Start of EXERCISE MATERIAL

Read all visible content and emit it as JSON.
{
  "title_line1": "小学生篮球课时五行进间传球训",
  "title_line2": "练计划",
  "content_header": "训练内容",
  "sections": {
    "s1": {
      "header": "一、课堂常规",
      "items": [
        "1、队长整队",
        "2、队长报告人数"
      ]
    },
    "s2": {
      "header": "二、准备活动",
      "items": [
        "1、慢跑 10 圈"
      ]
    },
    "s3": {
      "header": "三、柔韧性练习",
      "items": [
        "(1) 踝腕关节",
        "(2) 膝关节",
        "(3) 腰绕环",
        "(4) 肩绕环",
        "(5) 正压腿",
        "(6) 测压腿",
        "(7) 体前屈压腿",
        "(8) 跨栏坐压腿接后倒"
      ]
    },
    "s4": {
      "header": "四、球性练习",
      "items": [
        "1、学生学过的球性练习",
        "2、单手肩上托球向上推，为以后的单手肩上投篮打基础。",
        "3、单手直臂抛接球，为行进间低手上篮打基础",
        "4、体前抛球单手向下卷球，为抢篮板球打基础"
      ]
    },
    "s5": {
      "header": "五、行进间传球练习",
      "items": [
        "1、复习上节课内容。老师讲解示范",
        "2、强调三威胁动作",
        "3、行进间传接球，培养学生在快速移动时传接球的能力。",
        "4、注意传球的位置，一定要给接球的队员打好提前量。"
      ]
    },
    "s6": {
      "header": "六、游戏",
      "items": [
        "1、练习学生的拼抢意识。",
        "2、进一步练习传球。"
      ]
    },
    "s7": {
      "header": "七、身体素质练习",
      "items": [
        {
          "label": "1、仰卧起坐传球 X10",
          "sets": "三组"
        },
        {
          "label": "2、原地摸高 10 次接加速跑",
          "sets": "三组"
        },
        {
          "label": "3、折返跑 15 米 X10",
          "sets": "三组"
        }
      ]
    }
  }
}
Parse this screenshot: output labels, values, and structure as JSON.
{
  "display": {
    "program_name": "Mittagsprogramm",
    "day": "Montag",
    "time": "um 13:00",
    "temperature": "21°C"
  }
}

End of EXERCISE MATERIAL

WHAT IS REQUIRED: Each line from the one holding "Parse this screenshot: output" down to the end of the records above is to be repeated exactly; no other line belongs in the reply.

EXERCISE RESPONSE:
Parse this screenshot: output labels, values, and structure as JSON.
{
  "display": {
    "program_name": "Mittagsprogramm",
    "day": "Montag",
    "time": "um 13:00",
    "temperature": "21°C"
  }
}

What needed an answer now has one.